Why it’s different: Here, you’re focusing on flexing and extending just the bottom third of your back instead of continuously cat-cowing into your “spinal hinge” (the place you bend most easily and frequently)

Balasana, variation (Child’s Pose) 

Kneel down, engage your core, and push back into a wide-kneed Child’s Pose. Stay for a couple of breaths. Now reach your arms out and walk them to one side, so that you’re in a gentle sidebend. Stay for three full breaths, then walk arms to the other side

Why it’s different: This move emphasizes lateral flexion (sidebending). With your arms pressing into the floor, you can create a lengthening and strengthening effect all along your side body, from your latissimus dorsi to your hips.

Savasana, variation (Corpse Pose) 

Fold a blanket and place it across your hips bones and lie down on your abdomen. You’re in the right position when your pubic bone hangs off the bottom part of the blanket. Allow your head to turn to one side and breathe naturally for 5 breaths or longer. Turn your head to the other side and breathe naturally for another 5 or more breaths. This one’s great to do in bed, with a soft pillow under your low abdomen.

Why it’s different: Propping allows a bit of spinal flexion, which helps you use gravity and your breath to stretch and massage your back muscles, your nerves and your organs!

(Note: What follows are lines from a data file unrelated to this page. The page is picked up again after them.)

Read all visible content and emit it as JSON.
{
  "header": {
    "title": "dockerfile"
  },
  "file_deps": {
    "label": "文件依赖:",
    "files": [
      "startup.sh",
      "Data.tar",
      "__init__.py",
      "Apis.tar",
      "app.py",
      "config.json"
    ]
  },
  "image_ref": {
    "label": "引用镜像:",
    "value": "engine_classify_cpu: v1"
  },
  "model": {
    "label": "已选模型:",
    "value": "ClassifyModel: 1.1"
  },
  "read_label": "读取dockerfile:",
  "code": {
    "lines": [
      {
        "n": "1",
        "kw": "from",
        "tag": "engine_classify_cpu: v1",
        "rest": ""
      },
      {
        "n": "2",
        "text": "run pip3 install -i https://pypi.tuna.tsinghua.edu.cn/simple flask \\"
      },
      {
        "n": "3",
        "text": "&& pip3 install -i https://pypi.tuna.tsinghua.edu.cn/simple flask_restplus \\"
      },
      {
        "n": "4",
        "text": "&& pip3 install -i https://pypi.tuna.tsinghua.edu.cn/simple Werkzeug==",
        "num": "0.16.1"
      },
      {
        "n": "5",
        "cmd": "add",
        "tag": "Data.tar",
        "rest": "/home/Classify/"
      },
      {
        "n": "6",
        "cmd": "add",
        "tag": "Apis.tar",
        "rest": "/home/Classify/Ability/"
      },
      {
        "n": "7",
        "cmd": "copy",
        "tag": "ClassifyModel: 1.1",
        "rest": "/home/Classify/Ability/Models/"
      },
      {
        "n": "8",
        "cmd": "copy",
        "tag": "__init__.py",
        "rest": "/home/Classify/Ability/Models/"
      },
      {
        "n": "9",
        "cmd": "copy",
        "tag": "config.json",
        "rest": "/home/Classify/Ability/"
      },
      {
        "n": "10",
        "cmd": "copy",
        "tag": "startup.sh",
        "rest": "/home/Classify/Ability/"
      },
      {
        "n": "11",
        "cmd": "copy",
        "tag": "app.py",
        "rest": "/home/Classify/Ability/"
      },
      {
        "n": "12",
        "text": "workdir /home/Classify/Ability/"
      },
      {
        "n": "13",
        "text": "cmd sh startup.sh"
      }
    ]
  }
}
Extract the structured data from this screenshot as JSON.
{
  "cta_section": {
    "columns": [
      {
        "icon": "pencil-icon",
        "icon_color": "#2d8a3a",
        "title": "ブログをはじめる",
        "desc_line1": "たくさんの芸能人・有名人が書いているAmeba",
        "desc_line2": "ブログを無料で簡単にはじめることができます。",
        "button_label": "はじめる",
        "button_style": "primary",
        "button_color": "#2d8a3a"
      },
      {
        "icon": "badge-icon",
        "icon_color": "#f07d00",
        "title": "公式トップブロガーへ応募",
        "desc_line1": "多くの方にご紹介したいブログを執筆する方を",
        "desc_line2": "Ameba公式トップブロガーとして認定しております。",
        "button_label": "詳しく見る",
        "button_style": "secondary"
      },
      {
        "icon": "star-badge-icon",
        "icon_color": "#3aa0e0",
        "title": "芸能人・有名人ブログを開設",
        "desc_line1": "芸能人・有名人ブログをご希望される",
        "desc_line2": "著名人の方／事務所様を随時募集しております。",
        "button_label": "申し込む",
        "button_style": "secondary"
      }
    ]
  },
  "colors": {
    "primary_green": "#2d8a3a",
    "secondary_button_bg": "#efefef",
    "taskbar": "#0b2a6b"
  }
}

Bio: Dinneen Viggiano, E-RYT, YACEP, NKT, CST, CHHC, CNC,  empowers students to retrain back pain using a holistic approach:  mindset, nutrition, breathing, posture, therapeutic self-massage, and functional rehab exercises.  An experienced Therapeutic Movement & Back Pain Specialist with 20 years’ experience, Dinneen is a Backfit Pro, a Tune Up Fitness Senior Teacher Trainer, a NeuroKinetic Therapist, a CranioSacral Therapist, Anatomy and Injury Management Teacher, an Orthopedic Functional Exercise Specialist,  and a Certified Nutrition Counselor. A true “teachers’ teacher,” Dinneen has been traveling the globe since 2010 teaching professional trainings worldwide. She currently lives in Harlem, New York City, with her husband, her teenage son, and their two rescue cats.  Find her at or on Instagram: @DinneenV